Federal Government, Middle East/Africa, Water
Groundwater Lowering Project to Protect Egyptian Antiquities Earns NGWA Groundwater Protection Award
work preserves historic sites, furthers exploration, protects public health and supports tourism
October 27, 2015
BOSTON—CDM Smith’s groundwater lowering project to protect Egyptian antiquities has earned the Outstanding Groundwater Project Award from the National Ground Water Association for outstanding science, engineering, or innovation in the area of protecting groundwater.
The project, which took place from April 2007 to June 2014, focused on groundwater modeling conducted to define design parameters for dewatering systems to protect antiquity sites in Egypt — four sites on the Luxor West Bank and one site in Edfu.
Pharaonic monuments in Egypt’s Nile River Valley—among the world’s oldest and most valuable sources of information about ancient civilization—have been deteriorating because of rising groundwater with elevated salinity levels, attributable to urbanization and changing agricultural practices. By the process of capillary rise, corrosive salts concentrate as water evaporates, causing mechanical and chemical destruction of the sandstone blocks over a relatively short period of time.

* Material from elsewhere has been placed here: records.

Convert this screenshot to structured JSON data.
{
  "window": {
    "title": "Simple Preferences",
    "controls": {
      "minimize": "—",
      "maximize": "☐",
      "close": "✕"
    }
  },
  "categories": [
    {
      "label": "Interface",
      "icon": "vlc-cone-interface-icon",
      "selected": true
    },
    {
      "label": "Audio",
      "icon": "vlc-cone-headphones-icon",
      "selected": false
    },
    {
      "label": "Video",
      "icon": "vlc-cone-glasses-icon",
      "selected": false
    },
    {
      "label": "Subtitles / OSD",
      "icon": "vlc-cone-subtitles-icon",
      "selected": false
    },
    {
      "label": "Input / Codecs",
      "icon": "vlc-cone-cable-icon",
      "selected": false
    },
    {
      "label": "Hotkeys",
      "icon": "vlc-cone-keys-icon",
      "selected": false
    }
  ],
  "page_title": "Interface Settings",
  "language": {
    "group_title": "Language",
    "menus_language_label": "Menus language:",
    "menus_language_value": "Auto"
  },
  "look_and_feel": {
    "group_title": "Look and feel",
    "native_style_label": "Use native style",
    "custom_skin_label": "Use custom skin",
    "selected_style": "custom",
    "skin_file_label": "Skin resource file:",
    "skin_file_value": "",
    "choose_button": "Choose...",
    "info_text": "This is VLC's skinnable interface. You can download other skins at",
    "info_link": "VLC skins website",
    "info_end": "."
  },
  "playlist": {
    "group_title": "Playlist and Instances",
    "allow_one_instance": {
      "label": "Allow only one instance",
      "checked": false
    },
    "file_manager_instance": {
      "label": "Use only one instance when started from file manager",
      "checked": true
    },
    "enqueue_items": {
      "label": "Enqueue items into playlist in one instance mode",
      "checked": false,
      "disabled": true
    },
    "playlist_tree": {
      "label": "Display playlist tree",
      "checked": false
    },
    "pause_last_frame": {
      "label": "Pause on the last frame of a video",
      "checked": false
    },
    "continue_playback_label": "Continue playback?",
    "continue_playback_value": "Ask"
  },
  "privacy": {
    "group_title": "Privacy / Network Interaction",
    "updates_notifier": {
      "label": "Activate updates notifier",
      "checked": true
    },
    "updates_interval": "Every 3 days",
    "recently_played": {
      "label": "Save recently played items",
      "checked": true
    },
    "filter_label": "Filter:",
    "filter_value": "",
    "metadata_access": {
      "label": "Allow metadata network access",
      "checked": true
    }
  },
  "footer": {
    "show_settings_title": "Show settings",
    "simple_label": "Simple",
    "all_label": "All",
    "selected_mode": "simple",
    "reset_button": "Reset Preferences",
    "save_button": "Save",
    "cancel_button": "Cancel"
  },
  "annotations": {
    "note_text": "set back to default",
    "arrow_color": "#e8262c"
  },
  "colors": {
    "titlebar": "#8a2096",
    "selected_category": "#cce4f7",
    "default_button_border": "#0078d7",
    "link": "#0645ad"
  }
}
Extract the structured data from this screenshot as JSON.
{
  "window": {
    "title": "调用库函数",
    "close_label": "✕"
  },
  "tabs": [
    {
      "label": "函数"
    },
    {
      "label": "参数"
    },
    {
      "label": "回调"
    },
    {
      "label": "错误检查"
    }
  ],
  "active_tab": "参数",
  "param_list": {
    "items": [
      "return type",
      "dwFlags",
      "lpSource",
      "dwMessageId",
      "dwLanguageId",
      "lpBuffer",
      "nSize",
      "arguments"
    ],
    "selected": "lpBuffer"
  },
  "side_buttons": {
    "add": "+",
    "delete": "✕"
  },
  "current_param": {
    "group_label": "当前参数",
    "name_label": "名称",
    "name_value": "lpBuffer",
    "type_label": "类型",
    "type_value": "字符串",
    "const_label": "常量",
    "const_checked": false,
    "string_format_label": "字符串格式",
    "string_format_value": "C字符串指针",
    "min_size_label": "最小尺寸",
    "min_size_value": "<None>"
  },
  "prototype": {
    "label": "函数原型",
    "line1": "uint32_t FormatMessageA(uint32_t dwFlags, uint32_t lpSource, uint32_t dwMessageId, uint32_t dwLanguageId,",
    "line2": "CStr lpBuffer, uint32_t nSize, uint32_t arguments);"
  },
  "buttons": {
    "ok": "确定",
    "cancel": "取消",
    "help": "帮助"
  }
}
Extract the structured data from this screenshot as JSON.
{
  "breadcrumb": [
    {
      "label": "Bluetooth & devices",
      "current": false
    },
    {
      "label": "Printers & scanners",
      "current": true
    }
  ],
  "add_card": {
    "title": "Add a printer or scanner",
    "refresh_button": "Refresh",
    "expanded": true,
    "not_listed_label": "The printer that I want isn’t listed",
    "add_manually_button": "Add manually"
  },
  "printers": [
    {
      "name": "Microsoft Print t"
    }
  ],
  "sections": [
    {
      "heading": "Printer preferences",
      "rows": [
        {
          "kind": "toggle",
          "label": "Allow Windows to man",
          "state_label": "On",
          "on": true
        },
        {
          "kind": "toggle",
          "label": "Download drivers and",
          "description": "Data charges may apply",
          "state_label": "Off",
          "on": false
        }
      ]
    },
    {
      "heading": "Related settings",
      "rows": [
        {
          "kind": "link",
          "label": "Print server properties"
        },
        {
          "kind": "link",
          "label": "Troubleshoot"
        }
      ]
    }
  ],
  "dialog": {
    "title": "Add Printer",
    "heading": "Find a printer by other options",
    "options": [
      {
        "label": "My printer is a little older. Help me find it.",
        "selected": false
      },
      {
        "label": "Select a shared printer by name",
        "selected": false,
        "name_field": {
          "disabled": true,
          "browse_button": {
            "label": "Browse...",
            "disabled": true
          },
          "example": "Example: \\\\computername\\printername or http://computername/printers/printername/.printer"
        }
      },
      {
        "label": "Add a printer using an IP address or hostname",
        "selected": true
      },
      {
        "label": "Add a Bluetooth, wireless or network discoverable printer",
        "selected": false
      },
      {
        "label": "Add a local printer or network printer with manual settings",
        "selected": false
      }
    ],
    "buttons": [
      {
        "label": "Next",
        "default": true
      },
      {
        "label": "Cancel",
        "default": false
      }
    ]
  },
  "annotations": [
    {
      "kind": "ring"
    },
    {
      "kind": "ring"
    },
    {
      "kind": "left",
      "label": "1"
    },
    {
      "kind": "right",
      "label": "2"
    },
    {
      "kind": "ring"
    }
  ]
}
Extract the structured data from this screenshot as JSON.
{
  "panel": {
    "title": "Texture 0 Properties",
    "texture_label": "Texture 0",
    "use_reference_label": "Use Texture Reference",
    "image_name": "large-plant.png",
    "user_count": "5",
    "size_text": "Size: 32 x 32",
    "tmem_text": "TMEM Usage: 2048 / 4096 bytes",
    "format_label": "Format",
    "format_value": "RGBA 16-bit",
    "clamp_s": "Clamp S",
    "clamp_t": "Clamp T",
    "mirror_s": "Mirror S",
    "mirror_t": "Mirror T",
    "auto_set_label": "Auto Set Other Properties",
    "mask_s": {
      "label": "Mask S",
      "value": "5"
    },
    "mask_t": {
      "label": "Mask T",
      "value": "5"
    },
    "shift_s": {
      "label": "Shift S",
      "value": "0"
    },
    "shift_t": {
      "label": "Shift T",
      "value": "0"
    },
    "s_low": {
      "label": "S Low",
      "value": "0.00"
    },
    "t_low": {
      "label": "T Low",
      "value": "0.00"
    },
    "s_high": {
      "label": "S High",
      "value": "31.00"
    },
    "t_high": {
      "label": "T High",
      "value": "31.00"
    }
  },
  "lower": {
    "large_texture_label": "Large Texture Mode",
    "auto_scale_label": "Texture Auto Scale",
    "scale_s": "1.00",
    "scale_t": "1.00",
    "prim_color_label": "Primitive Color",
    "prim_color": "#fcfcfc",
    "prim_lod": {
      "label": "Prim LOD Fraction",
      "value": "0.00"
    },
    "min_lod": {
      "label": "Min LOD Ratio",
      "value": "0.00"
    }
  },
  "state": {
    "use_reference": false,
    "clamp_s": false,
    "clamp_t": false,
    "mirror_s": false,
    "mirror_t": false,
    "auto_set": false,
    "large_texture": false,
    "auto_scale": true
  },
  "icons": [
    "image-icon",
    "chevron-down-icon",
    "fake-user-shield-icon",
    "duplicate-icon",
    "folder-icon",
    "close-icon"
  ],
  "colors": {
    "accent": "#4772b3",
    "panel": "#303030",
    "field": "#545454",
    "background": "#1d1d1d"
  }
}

Egypt’s Ministry of Antiquities requested assistance from the United States Agency for International Development (USAID) and the Government of Egypt through the National Organization for Potable Water and Sanitary Drainage (NOPWASD) to develop a program that would mitigate the damaging effects of high groundwater at a number of these valuable monuments. CDM Smith was hired by USAID to design the dewatering systems and provide construction management services to install the systems.
CDM Smith developed a 3D dimensional numerical hydrogeological model, which were based on field investigations that included soil borings and test pits, grain size analysis, water levels from piezometers, and aquifer performance tests. The protect conducted geophysical surveys to support the subsurface data from boring logs and to provide a broader extent of investigation, and then they tested and refined preliminary design concepts and estimated design parameters by performing numerical modeling of the dewatering system.
Based on 2014/2015 data collected, target water levels are being achieved at all of the antiquity sites. The project work directly benefits the people of Egypt, supporting Egyptian’s long-term tourist economy, and providing important local job opportunities. Other benefits include:
- Conservation and restoration work are no longer hampered by high groundwater
- Critical historic exploration of these sites can continue and to greater depths
- Local to the Luxor site, water logging has been reduced, and crop production and soil characteristics have improved
- Public health has improved, due to lowering of groundwater that was affected by leaky wastewater infrastructure
CDM Smith provides lasting and integrated solutions in water, environment, transportation, energy and facilities to public and private clients worldwide. As a full-service engineering and construction firm, we deliver exceptional client service, quality results and enduring value across the entire project life cycle.